April 9th 2017 here is my photographic record of the Bus Station, I’ve been, gone and come back again countless times through the years.
As I walked out one morning, in search of an industrial access cover or two or more, I found more, much more, dug deeper, unearthed a can of worms, a murky past cast in cast iron.
This is the cover closest to my home on Didsbury Road Stockport, manufactured by Glynwed of Corporation Road Audenshaw, the closest foundry to my former school.
Glynwed formerly Allied Ironfounders, the manufacturer of gas appliances, the humble Rayburn and the infamous stuff of sagas the Aga.
And the Meridian Grate – great! The foundry was also known as the Planet Works, the adjoining rough ground Planet Fields, where on wet winter days we would form a mud spattered procession of ragged schoolboys engaged in the joys of cross country running, over a factory’s spoil tip.
We never got to see the firm’s Mayfair showrooms, we never got to pass go – I guess it was just too far to run, cross country or otherwise.
The sleek Modernist lines of the Allied Ironfounders’ showpiece contrasts with the conditions of the work force manufacturing the grates and Agas.
So some fifty years and several miles separates me from my schooldays and my local gas inspection cover. Guess I’l just gas up the Thames Trader and head for the hills folks.
Yippie-aye-ay, yippie-aye-oh, ghost riders in the sky.
Possibly my first brush with modernism and modernity, the shopping precinct in Ashton under Lyne. Typically in the mid Sixties, British towns reinvented themselves as space age retail experiences, in stark contrast to their middle aged, Middle Aged market centre, market centred identity.
Out with the cobbles and stalls, in with the travelator, frothy coffee, concrete and a pedestrianised, undercover, all weather, super convenient haven of heavenly fun!
And lo, it came to pass, let construction commence.
Simply add a few decorative embellishments courtesy of the Direct Works’ pavoirs.
You have built it and now they will come:
Little did you know you had created a punk rock icon.
Featured on the cover of fanzine Ghast Up #3 – many thanks to MDMA
Many thanks to the Tameside Image Archive
Why are we here?
A heady cocktail of capital, coal, cotton, cultivation, commerce and cricket created you.
The end of the age of celery heralded the construction of a new landscape of consumption.

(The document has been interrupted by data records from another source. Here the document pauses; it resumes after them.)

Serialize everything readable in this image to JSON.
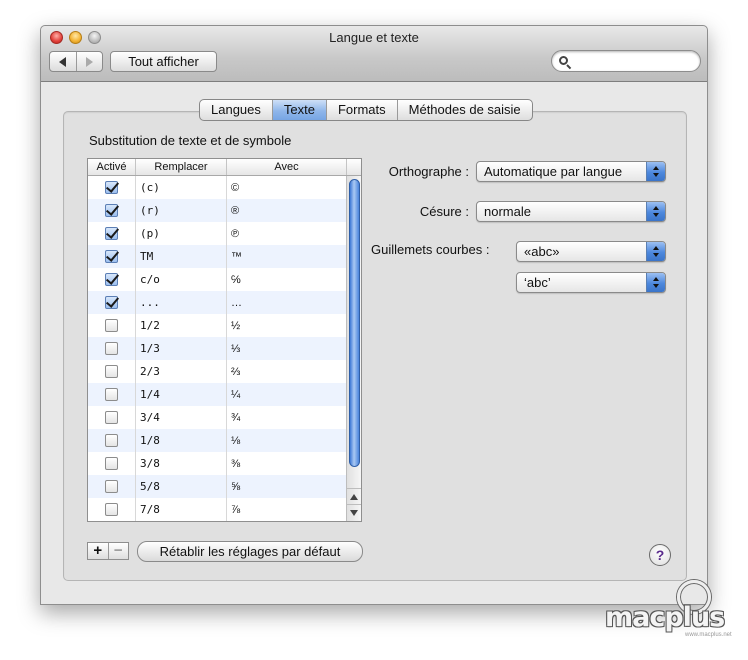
{
  "window": {
    "title": "Langue et texte",
    "show_all_label": "Tout afficher",
    "search_placeholder": ""
  },
  "tabs": [
    {
      "label": "Langues",
      "active": false
    },
    {
      "label": "Texte",
      "active": true
    },
    {
      "label": "Formats",
      "active": false
    },
    {
      "label": "Méthodes de saisie",
      "active": false
    }
  ],
  "substitution": {
    "section_title": "Substitution de texte et de symbole",
    "columns": [
      "Activé",
      "Remplacer",
      "Avec"
    ],
    "rows": [
      {
        "enabled": true,
        "replace": "(c)",
        "with": "©"
      },
      {
        "enabled": true,
        "replace": "(r)",
        "with": "®"
      },
      {
        "enabled": true,
        "replace": "(p)",
        "with": "℗"
      },
      {
        "enabled": true,
        "replace": "TM",
        "with": "™"
      },
      {
        "enabled": true,
        "replace": "c/o",
        "with": "℅"
      },
      {
        "enabled": true,
        "replace": "...",
        "with": "…"
      },
      {
        "enabled": false,
        "replace": "1/2",
        "with": "½"
      },
      {
        "enabled": false,
        "replace": "1/3",
        "with": "⅓"
      },
      {
        "enabled": false,
        "replace": "2/3",
        "with": "⅔"
      },
      {
        "enabled": false,
        "replace": "1/4",
        "with": "¼"
      },
      {
        "enabled": false,
        "replace": "3/4",
        "with": "¾"
      },
      {
        "enabled": false,
        "replace": "1/8",
        "with": "⅛"
      },
      {
        "enabled": false,
        "replace": "3/8",
        "with": "⅜"
      },
      {
        "enabled": false,
        "replace": "5/8",
        "with": "⅝"
      },
      {
        "enabled": false,
        "replace": "7/8",
        "with": "⅞"
      }
    ],
    "add_label": "+",
    "remove_label": "−",
    "restore_label": "Rétablir les réglages par défaut"
  },
  "options": {
    "spelling_label": "Orthographe :",
    "spelling_value": "Automatique par langue",
    "hyphenation_label": "Césure :",
    "hyphenation_value": "normale",
    "quotes_label": "Guillemets courbes :",
    "double_quotes_value": "«abc»",
    "single_quotes_value": "‘abc’"
  },
  "help_label": "?",
  "watermark": {
    "brand": "macplus",
    "site": "www.macplus.net"
  },
  "icons": {
    "back": "chevron-left-icon",
    "forward": "chevron-right-icon",
    "search": "magnifier-icon"
  }
}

Spoil and soil from the cuttings of the M60, added to by Etihad detritus created an elevated mound some hundred feet in height, across an area of seventeen hectares.
Where are we going?

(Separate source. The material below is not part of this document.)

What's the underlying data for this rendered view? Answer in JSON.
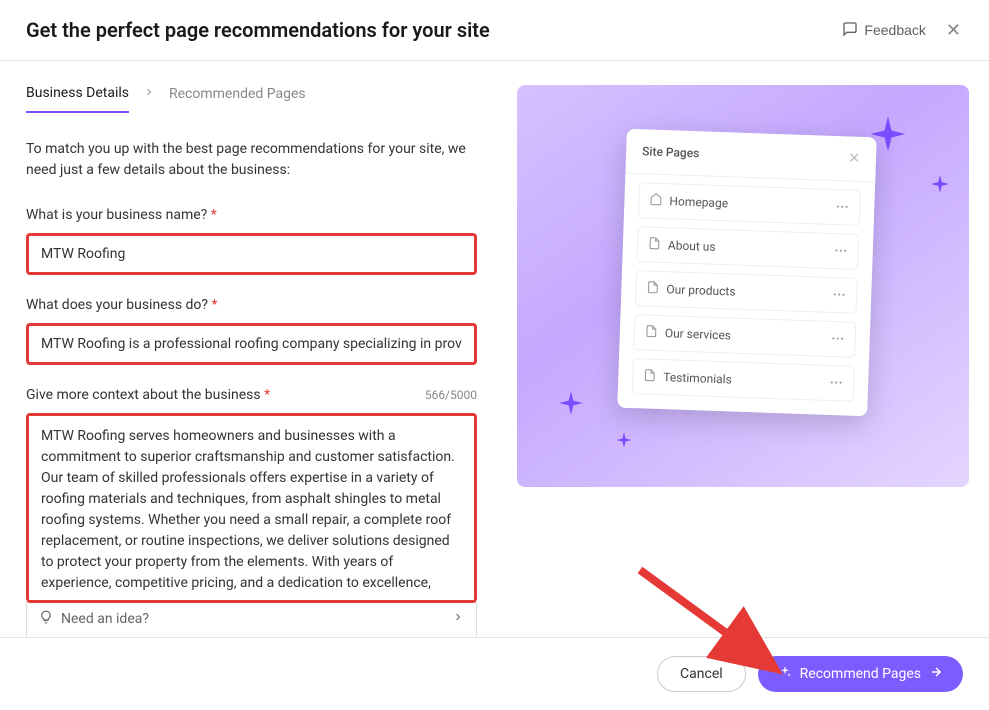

Playing golf has been permanently postponed, the proposed light industrial units were knocked back by local authority planning officers, and residents’ objections.

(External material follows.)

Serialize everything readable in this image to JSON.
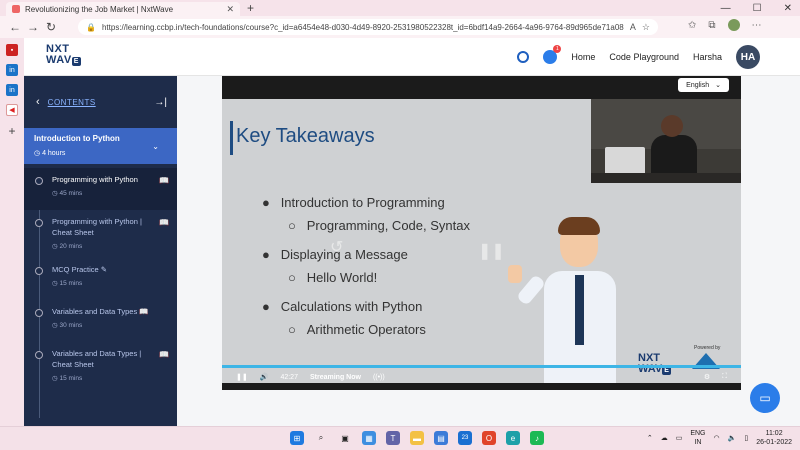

So let’s get off to the Expo!
I took myself off there, take a look around, get a feel for the place. Currently the province of rebel dog walkers and guerrilla gardeners, I was informed that the rights of way are regularly blocked by an employee of Cordingley’s Estate Agents, who closes the gaps in the perimeter fencing, subsequently photographing his wiry handiwork. The gaps are then promptly reopened and walkways reestablished.
Short eared owls have been spotted.
I was told of the legend concerning Peg’s lantern – fearing for the well being of her son, Peg wanders the dark lanes in search of the errant offspring, later found drunk in a ditch.
This area is a locus of deep, deep energies and histories, monkey with it at your peril.
These are observations from a hill: